__Exercise description__. Among the entries, which lines carry the string "this"? Copy every one.

═══ Data extract

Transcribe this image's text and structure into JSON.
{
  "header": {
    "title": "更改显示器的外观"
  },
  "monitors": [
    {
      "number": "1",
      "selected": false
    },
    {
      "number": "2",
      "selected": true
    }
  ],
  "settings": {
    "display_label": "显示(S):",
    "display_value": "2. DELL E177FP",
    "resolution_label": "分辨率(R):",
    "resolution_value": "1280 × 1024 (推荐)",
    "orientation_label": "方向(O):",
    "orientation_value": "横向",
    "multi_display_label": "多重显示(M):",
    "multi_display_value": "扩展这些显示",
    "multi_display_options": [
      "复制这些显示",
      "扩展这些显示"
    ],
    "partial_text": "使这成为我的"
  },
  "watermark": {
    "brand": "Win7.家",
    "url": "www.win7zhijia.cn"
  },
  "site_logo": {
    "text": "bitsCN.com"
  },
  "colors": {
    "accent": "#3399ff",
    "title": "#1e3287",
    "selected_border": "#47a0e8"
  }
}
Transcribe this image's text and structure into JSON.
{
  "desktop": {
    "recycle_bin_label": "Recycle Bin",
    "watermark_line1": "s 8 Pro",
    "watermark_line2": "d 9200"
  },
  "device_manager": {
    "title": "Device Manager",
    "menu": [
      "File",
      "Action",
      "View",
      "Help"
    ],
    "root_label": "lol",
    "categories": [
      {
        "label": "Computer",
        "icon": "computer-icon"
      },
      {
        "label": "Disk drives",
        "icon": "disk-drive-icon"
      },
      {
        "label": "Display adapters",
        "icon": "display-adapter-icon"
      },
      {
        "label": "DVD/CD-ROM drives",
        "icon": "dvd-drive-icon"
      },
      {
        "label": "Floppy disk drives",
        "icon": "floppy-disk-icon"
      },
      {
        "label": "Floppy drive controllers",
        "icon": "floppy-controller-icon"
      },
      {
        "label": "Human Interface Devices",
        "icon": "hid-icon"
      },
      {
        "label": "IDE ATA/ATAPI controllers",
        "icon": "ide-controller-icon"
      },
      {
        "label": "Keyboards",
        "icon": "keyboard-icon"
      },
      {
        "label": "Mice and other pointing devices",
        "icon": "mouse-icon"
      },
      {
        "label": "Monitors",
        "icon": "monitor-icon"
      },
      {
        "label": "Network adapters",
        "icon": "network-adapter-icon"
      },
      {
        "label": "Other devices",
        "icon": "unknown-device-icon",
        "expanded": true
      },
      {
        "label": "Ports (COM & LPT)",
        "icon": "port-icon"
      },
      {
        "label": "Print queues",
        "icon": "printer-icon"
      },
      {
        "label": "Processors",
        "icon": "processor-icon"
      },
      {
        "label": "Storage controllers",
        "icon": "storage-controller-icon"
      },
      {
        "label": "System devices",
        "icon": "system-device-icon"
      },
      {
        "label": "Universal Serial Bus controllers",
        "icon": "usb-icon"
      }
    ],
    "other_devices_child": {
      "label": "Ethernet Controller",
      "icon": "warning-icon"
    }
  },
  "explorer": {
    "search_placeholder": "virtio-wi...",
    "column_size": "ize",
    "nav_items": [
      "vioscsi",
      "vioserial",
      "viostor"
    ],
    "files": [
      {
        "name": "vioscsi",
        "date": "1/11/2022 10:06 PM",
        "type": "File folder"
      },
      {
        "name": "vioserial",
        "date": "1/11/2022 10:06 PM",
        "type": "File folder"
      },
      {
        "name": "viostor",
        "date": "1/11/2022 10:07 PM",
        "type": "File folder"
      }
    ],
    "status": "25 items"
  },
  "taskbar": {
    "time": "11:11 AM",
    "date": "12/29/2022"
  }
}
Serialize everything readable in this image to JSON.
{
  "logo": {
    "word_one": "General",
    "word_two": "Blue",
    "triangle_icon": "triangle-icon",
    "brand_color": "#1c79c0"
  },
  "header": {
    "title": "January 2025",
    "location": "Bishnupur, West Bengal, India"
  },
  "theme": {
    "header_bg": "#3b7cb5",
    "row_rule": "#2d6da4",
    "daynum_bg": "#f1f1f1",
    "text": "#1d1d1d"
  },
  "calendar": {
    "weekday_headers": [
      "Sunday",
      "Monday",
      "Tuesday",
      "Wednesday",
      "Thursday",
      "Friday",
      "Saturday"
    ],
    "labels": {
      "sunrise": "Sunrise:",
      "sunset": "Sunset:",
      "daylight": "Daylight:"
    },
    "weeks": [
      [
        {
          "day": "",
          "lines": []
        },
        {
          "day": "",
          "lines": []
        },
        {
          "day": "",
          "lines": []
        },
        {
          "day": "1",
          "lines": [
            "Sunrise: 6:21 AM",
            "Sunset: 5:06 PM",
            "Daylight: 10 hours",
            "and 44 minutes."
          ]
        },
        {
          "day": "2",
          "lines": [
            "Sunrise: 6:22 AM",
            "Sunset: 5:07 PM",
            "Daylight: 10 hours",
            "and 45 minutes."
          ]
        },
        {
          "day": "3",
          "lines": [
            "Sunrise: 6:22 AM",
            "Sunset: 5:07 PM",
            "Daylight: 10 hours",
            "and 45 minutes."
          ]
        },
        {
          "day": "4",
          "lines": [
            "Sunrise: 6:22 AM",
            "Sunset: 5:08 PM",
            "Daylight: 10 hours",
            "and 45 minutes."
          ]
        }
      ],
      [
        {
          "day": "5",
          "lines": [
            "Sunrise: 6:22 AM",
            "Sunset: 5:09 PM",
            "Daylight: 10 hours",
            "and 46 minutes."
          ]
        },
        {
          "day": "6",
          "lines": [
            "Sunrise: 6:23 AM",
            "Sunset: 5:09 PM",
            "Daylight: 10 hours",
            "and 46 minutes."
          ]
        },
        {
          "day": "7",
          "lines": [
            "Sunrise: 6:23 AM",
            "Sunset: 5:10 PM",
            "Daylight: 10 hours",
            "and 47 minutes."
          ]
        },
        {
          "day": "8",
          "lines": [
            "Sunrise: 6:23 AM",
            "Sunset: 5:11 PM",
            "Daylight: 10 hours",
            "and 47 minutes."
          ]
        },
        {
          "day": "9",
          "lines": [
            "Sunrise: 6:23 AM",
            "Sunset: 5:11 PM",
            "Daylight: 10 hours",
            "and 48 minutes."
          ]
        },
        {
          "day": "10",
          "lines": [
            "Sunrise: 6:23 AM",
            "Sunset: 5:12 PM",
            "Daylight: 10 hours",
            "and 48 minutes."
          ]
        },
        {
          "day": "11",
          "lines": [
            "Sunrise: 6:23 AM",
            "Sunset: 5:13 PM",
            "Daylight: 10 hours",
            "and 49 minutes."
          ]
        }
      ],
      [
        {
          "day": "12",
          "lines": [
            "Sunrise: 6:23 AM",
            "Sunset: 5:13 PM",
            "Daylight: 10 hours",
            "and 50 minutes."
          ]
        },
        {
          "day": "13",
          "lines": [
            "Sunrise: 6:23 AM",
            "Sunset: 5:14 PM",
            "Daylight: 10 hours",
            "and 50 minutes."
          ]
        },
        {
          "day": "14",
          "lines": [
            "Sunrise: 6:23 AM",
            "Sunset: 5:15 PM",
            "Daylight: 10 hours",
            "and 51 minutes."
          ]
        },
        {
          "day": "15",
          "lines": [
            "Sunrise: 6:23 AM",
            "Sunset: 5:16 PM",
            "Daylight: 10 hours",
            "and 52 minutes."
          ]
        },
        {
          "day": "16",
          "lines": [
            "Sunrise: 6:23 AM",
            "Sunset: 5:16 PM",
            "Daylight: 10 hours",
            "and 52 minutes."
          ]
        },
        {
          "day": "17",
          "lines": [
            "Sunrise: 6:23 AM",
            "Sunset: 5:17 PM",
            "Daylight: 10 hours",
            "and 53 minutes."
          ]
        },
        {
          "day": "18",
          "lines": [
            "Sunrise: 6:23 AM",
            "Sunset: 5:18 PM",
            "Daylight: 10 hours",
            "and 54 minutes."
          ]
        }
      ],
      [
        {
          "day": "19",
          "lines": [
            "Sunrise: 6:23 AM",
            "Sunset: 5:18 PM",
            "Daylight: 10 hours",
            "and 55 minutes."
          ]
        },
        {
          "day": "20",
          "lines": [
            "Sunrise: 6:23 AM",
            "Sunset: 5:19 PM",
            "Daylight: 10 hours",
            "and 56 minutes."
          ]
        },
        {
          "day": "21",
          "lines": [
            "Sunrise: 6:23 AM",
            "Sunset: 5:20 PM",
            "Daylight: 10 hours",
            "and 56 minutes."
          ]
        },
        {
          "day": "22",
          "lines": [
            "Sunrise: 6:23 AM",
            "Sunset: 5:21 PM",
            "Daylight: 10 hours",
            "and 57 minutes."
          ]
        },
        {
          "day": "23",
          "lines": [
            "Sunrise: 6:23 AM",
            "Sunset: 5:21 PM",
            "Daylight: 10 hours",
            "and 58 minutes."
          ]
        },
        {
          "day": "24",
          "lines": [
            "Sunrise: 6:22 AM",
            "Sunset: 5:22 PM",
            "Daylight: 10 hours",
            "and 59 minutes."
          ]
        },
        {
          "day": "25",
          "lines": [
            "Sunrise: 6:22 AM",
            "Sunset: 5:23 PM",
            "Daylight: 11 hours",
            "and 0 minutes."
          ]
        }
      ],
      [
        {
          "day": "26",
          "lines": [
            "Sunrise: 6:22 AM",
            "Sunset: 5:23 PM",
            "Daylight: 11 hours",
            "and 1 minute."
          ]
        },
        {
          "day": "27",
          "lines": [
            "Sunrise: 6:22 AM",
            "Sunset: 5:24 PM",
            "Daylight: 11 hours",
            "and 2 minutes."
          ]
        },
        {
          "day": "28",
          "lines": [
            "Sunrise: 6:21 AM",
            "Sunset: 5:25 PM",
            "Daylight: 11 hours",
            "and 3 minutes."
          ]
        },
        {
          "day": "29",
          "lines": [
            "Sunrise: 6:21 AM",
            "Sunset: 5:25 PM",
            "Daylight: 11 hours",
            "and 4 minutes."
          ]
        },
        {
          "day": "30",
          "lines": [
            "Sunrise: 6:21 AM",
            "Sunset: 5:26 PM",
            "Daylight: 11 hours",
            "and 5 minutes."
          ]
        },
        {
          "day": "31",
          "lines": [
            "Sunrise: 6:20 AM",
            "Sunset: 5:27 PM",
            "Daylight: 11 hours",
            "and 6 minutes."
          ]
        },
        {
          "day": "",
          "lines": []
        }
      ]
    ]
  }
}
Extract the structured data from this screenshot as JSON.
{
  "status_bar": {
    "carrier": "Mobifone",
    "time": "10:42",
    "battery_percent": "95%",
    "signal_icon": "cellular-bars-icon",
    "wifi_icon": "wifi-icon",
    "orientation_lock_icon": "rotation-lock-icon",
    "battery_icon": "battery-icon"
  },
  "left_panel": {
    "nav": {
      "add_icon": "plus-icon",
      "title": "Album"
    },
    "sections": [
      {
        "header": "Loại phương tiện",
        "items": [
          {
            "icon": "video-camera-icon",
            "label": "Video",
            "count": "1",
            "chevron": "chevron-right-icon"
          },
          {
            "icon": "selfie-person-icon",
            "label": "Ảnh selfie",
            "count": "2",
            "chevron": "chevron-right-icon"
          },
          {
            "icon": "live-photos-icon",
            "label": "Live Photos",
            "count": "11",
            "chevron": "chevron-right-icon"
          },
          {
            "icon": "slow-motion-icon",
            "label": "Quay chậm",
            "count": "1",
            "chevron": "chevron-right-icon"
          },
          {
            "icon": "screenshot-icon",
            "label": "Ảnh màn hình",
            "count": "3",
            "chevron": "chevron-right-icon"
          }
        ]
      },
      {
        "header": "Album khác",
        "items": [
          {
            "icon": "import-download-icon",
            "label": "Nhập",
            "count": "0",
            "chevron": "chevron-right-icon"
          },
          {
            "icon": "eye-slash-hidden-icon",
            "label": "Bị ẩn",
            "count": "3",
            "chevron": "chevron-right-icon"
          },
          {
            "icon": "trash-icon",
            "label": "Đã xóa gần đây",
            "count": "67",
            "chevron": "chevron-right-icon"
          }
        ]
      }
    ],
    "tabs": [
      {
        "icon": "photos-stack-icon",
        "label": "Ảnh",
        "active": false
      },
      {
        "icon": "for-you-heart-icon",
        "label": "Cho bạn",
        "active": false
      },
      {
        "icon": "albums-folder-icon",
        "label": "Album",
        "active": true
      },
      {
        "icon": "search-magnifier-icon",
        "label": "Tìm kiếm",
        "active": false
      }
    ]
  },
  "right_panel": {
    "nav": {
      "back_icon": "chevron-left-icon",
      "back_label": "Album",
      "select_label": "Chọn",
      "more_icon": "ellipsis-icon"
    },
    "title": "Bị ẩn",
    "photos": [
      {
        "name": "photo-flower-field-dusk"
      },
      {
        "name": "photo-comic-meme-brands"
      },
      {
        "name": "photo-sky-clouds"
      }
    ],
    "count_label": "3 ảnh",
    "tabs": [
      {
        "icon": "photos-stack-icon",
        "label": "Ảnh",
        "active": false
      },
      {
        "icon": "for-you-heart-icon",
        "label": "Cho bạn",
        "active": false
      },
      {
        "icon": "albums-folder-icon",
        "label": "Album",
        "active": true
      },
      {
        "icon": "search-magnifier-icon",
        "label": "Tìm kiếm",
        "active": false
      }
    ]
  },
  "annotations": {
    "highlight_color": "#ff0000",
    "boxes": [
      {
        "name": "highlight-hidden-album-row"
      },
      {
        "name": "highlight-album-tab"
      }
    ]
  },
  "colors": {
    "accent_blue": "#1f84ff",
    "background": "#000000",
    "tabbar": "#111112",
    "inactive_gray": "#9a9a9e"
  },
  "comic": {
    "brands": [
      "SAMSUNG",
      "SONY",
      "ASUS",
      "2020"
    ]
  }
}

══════

__Answer to the exercise__.
Transcribe this image's text and structure into JSON.
Transcribe this image's text and structure into JSON.
Serialize everything readable in this image to JSON.
Extract the structured data from this screenshot as JSON.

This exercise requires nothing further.